Media regulator finds Islamic TV channels guilty of preaching hate
Posted: Mon, 11 Feb 2013
Islamic TV channels operating on the Sky platform and broadcasting in Britain have been found to be breaching the Ofcom broadcasting code by giving fundamentalist clerics free reign to preach hate.
The media regulator Ofcom has upheld several complaints about the channels after a supposed Islamic scholar told viewers that it is their 'duty' to 'kill those who insult Prophet Mohammed'. In another a woman presenter said homosexuals should be beaten and tortured for the 'evil, shameful act.'
On its programme Dare to Ask, Peace TV allowed notorious hatemonger Dr Zakir Naik to say: "One group of scholars, they say that if a Muslim, if he becomes a non-Muslim [inaudible] he should be put to death. There is another group of scholars who say that if a Muslim becomes a non-Muslim and propagates his new faith against Islam then he should be put to death. I tend to agree more with the second group of scholars, who say that a Muslim, if he becomes a non-Muslim and propagates his new faith against Islam, that is the time this penalty is applied."
Ofcom ruled: "It is potentially offensive for any service to broadcast comments suggesting that it is acceptable to apply a 'penalty' and kill any individual for renouncing their faith. Broadcasters must ensure that material which may cause offence is justified by the context."
Dr Naik, who was banned from entering Britain in 2010 after the Home Secretary ruled his presence was "not conducive to the public good", is the co-owner of Peace TV, a channel which is funded by a charity called the Islamic Research Foundation International.

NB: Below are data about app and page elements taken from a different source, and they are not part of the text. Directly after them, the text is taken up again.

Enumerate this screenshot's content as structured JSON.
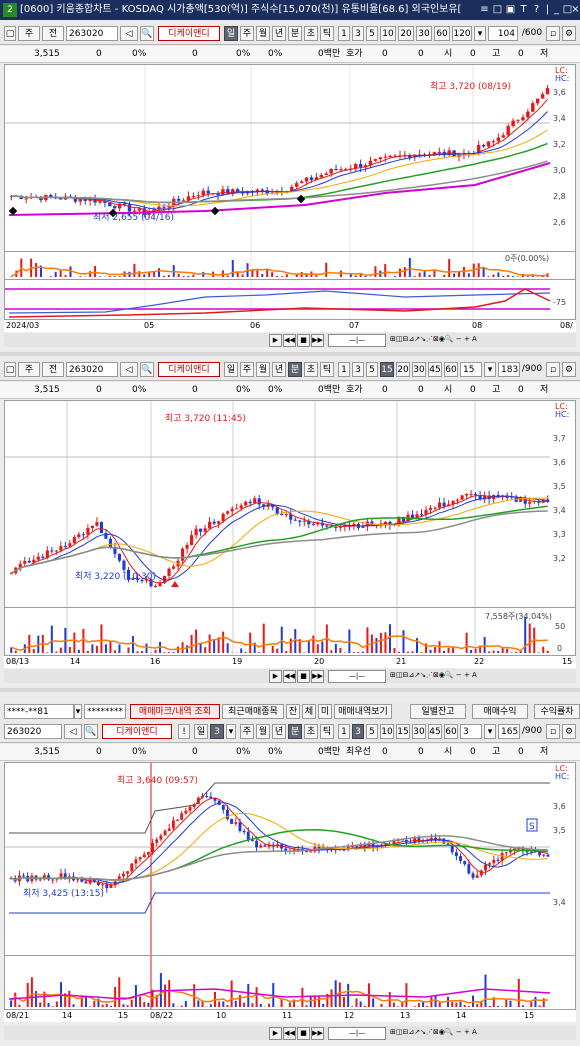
{
  "window": {
    "title": "[0600] 키움종합차트 - KOSDAQ 시가총액[530(억)] 주식수[15,070(천)] 유통비율[68.6] 외국인보유[",
    "app_icon": "2",
    "controls": [
      "≡",
      "□",
      "▣",
      "T",
      "?",
      "|",
      "_",
      "□",
      "×"
    ]
  },
  "panel1": {
    "toolbar": {
      "mode1": "주",
      "mode2": "전",
      "code": "263020",
      "name": "디케이앤디",
      "periods": [
        "일",
        "주",
        "월",
        "년",
        "분",
        "초",
        "틱"
      ],
      "minutes": [
        "1",
        "3",
        "5",
        "10",
        "20",
        "30",
        "60",
        "120"
      ],
      "count": "104",
      "total": "600"
    },
    "quotes": {
      "price": "3,515",
      "v1": "0",
      "p1": "0%",
      "v2": "0",
      "p2": "0%",
      "p3": "0%",
      "unit": "0백만",
      "label": "호가",
      "a": "0",
      "b": "0",
      "c": "시",
      "d": "0",
      "e": "고",
      "f": "0",
      "g": "저"
    },
    "annot_high": "최고 3,720 (08/19)",
    "annot_low": "최저 2,655 (04/16)",
    "yticks": [
      "3,6",
      "3,4",
      "3,2",
      "3,0",
      "2,8",
      "2,6"
    ],
    "top_labels": [
      "LC:",
      "HC:"
    ],
    "vol_label": "0주(0.00%)",
    "ind_label": "-75",
    "xlabels": [
      "2024/03",
      "05",
      "06",
      "07",
      "08",
      "08/"
    ]
  },
  "panel2": {
    "toolbar": {
      "mode1": "주",
      "mode2": "전",
      "code": "263020",
      "name": "디케이앤디",
      "periods": [
        "일",
        "주",
        "월",
        "년",
        "분",
        "초",
        "틱"
      ],
      "minutes": [
        "1",
        "3",
        "5",
        "15",
        "20",
        "30",
        "45",
        "60"
      ],
      "min_sel": "15",
      "count": "183",
      "total": "900"
    },
    "quotes": {
      "price": "3,515",
      "v1": "0",
      "p1": "0%",
      "v2": "0",
      "p2": "0%",
      "p3": "0%",
      "unit": "0백만",
      "label": "호가",
      "a": "0",
      "b": "0",
      "c": "시",
      "d": "0",
      "e": "고",
      "f": "0",
      "g": "저"
    },
    "annot_high": "최고 3,720 (11:45)",
    "annot_low": "최저 3,220 (10:30)",
    "yticks": [
      "3,7",
      "3,6",
      "3,5",
      "3,4",
      "3,3",
      "3,2"
    ],
    "top_labels": [
      "LC:",
      "HC:"
    ],
    "vol_label": "7,558주(34,04%)",
    "vol_ticks": [
      "50",
      "0"
    ],
    "xlabels": [
      "08/13",
      "14",
      "16",
      "19",
      "20",
      "21",
      "22",
      "15"
    ]
  },
  "panel3": {
    "top": {
      "acct": "****-**81",
      "pwd": "********",
      "btn1": "매매마크/내역 조회",
      "btn2": "최근매매종목",
      "btn3": "잔",
      "btn4": "체",
      "btn5": "미",
      "btn6": "매매내역보기",
      "btn7": "일별잔고",
      "btn8": "매매수익",
      "btn9": "수익률차"
    },
    "toolbar": {
      "code": "263020",
      "name": "디케이앤디",
      "flag": "!",
      "day": "일",
      "num": "3",
      "periods": [
        "주",
        "월",
        "년",
        "분",
        "초",
        "틱"
      ],
      "minutes": [
        "1",
        "3",
        "5",
        "10",
        "15",
        "30",
        "45",
        "60"
      ],
      "min_sel": "3",
      "count": "165",
      "total": "900"
    },
    "quotes": {
      "price": "3,515",
      "v1": "0",
      "p1": "0%",
      "v2": "0",
      "p2": "0%",
      "p3": "0%",
      "unit": "0백만",
      "label": "최우선",
      "a": "0",
      "b": "0",
      "c": "시",
      "d": "0",
      "e": "고",
      "f": "0",
      "g": "저"
    },
    "annot_high": "최고 3,640 (09:57)",
    "annot_low": "최저 3,425 (13:15)",
    "marker": "S",
    "yticks": [
      "3,6",
      "3,5",
      "3,4"
    ],
    "top_labels": [
      "LC:",
      "HC:"
    ],
    "xlabels": [
      "08/21",
      "14",
      "15",
      "08/22",
      "10",
      "11",
      "12",
      "13",
      "14",
      "15"
    ]
  },
  "colors": {
    "up": "#e41a1a",
    "down": "#1f3bd6",
    "ma5": "#e41a1a",
    "ma10": "#1f3bd6",
    "ma20": "#f2a800",
    "ma60": "#23a023",
    "ma120": "#8c8c8c",
    "ma_m": "#d400d4"
  }
}
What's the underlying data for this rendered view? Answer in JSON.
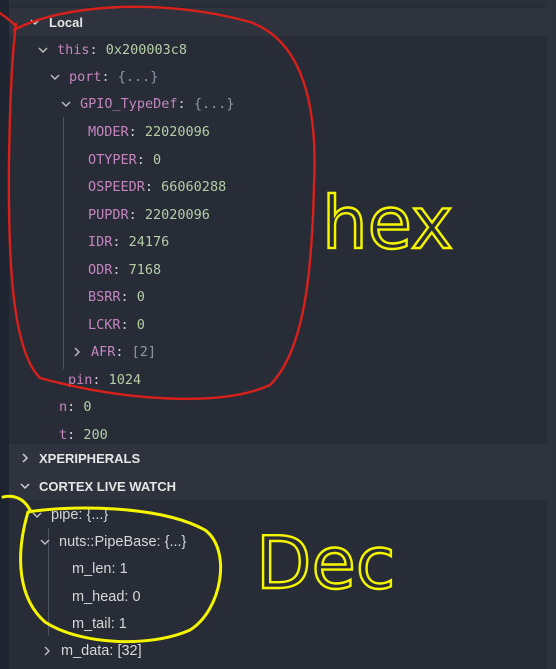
{
  "local": {
    "header": "Local",
    "this_key": "this",
    "this_val": "0x200003c8",
    "port_key": "port",
    "port_val": "{...}",
    "gpio_key": "GPIO_TypeDef",
    "gpio_val": "{...}",
    "registers": [
      {
        "name": "MODER",
        "value": "22020096"
      },
      {
        "name": "OTYPER",
        "value": "0"
      },
      {
        "name": "OSPEEDR",
        "value": "66060288"
      },
      {
        "name": "PUPDR",
        "value": "22020096"
      },
      {
        "name": "IDR",
        "value": "24176"
      },
      {
        "name": "ODR",
        "value": "7168"
      },
      {
        "name": "BSRR",
        "value": "0"
      },
      {
        "name": "LCKR",
        "value": "0"
      }
    ],
    "afr_key": "AFR",
    "afr_val": "[2]",
    "pin_key": "pin",
    "pin_val": "1024",
    "n_key": "n",
    "n_val": "0",
    "t_key": "t",
    "t_val": "200"
  },
  "xperipherals": {
    "header": "XPERIPHERALS"
  },
  "live_watch": {
    "header": "CORTEX LIVE WATCH",
    "pipe_key": "pipe",
    "pipe_val": "{...}",
    "base_key": "nuts::PipeBase",
    "base_val": "{...}",
    "m_len_key": "m_len",
    "m_len_val": "1",
    "m_head_key": "m_head",
    "m_head_val": "0",
    "m_tail_key": "m_tail",
    "m_tail_val": "1",
    "m_data_key": "m_data",
    "m_data_val": "[32]"
  },
  "annotations": {
    "hex": "hex",
    "dec": "Dec",
    "red": "#d9201a",
    "yellow": "#f5f500"
  }
}
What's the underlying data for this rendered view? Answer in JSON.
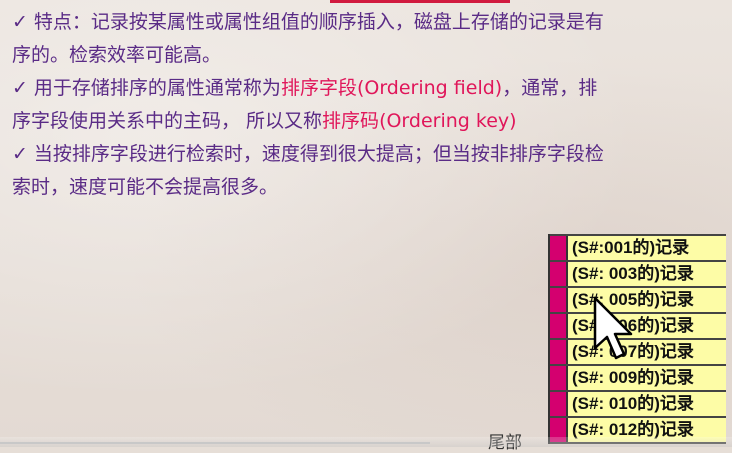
{
  "bullets": [
    {
      "check": "✓",
      "parts": [
        {
          "text": "特点：记录按某属性或属性组值的顺序插入，磁盘上存储的记录是有"
        }
      ]
    },
    {
      "check": "",
      "parts": [
        {
          "text": "序的。检索效率可能高。"
        }
      ]
    },
    {
      "check": "✓",
      "parts": [
        {
          "text": "用于存储排序的属性通常称为"
        },
        {
          "text": "排序字段",
          "hl": true
        },
        {
          "text": "(Ordering field)",
          "hl": true
        },
        {
          "text": "，通常，排"
        }
      ]
    },
    {
      "check": "",
      "parts": [
        {
          "text": "序字段使用关系中的主码， 所以又称"
        },
        {
          "text": "排序码",
          "hl": true
        },
        {
          "text": "(Ordering key)",
          "hl": true
        }
      ]
    },
    {
      "check": "✓",
      "parts": [
        {
          "text": "当按排序字段进行检索时，速度得到很大提高；但当按非排序字段检"
        }
      ]
    },
    {
      "check": "",
      "parts": [
        {
          "text": "索时，速度可能不会提高很多。"
        }
      ]
    }
  ],
  "records": [
    "(S#:001的)记录",
    "(S#: 003的)记录",
    "(S#: 005的)记录",
    "(S#: 006的)记录",
    "(S#: 007的)记录",
    "(S#: 009的)记录",
    "(S#: 010的)记录",
    "(S#: 012的)记录"
  ],
  "tail_label": "尾部",
  "colors": {
    "text": "#5a2b86",
    "highlight": "#e0165a",
    "record_bg": "#fdfca6",
    "stripe": "#d4006f"
  },
  "icons": {
    "cursor": "mouse-pointer-icon",
    "check": "checkmark-icon"
  }
}
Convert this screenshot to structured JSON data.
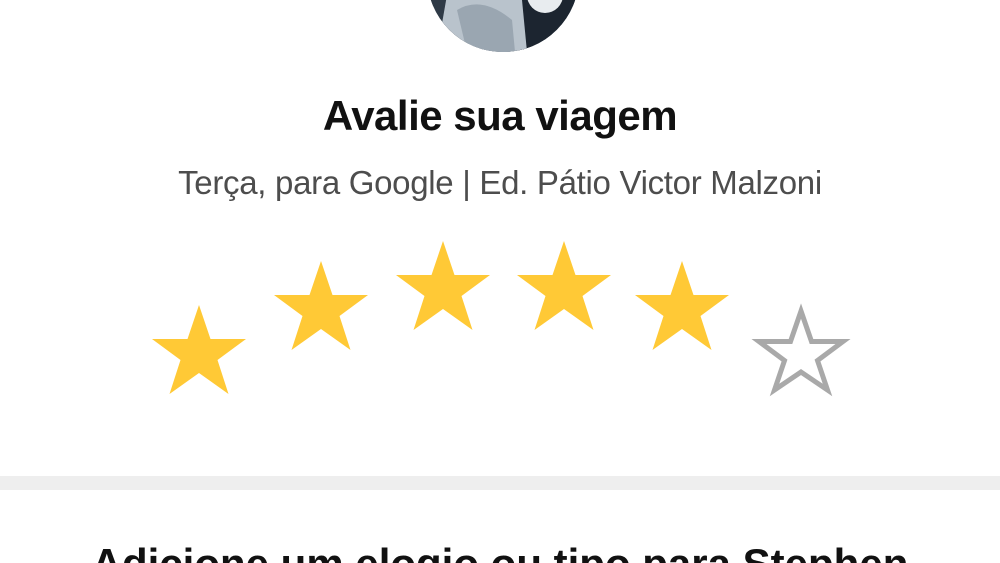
{
  "header": {
    "title": "Avalie sua viagem",
    "subtitle": "Terça, para Google | Ed. Pátio Victor Malzoni"
  },
  "rating": {
    "value": 5,
    "max": 6,
    "filled_color": "#FFC936",
    "empty_color": "#A9A9A9"
  },
  "section": {
    "heading": "Adicione um elogio ou tipo para Stephen"
  },
  "icons": {
    "star_filled": "star-filled-icon",
    "star_empty": "star-outline-icon"
  }
}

In March last year he said in a programme he was presenting that it was appropriate to crucify, dismember or exile those who "wage war against Allah" under sharia law. He also said it was correct to kill former Muslims who "propagate his new faith against Islam".
Ofcom ruled Dr Naik's show breached part of the code which states that offensive comments should be "justified by the context".
In May last year, Muhammad Farooq Nizami was given a platform by Noor TV, (which Ofcom had already fined £75,000 in 2011 for soliciting £1,000 donations in exchange for prayers).
Farooq Nizami said: "There is absolutely no doubt about it that the punishment for the person who shows disrespect for the Prophet is death. No one disagrees about this. Whoever shows disrespect for Prophet Muhammad will be given death penalty. In the whole world, there should be slaves of Mustafa [Muhammad] everywhere, and disrespectful people should be eliminated. One has to choose one's own method. Our way is the peaceful way but when someone crosses the limits, faith-base emotions are instigated."
Ofcom said: "The breaches in this case ... are regarded by Ofcom as serious breaches of the code. Ofcom is very concerned that Al Ehya [Noor TV's parent company] still does not appear to recognise the very serious issues raised by the broadcast of Mr Nizami's comments."
On the DM Digital channel, Abdul Qadir Jilani, an imam at a mosque in Walthamstow, said: "The matter of insulting the prophet does not fall in the category of terrorism. Those who cannot kill such men have no faith. It is your duty, the duty of those who recite the holy verse, to kill those who insult Prophet Mohammed.
"Under the guidance from Islamic texts it is evident that if a Muslim apostatises, then it is not right to wait for the authorised courts; anyone may kill him. An apostate deserves to be killed and any man may kill him."
Ofcom ruled: "The statements ... did amount to direct calls to action and were likely to incite or encourage crime or to lead to disorder."
Dr Liaqat Malik, 54, the chairman of DM Digital said Ofcom was biased against ethnic minorities. "There are cultural differences and I think Ofcom doesn't understand that," he said. "Some of the Ofcom committee members should be picked from the Muslim community."
Terry Sanderson, president of the National Secular Society, said: "There is no real way to control these TV channels. Fines don't seem to deter them. They often don't keep recordings of their programmes – which Ofcom rules demand – and it is impossible to monitor them night and day. They also broadcast in a variety of languages, which makes monitoring them even more difficult. Who knows what is being said when no-one in authority is listening. When a TV channel permits its airwaves to be used to incite murder, Ofcom should remove its licence immediately."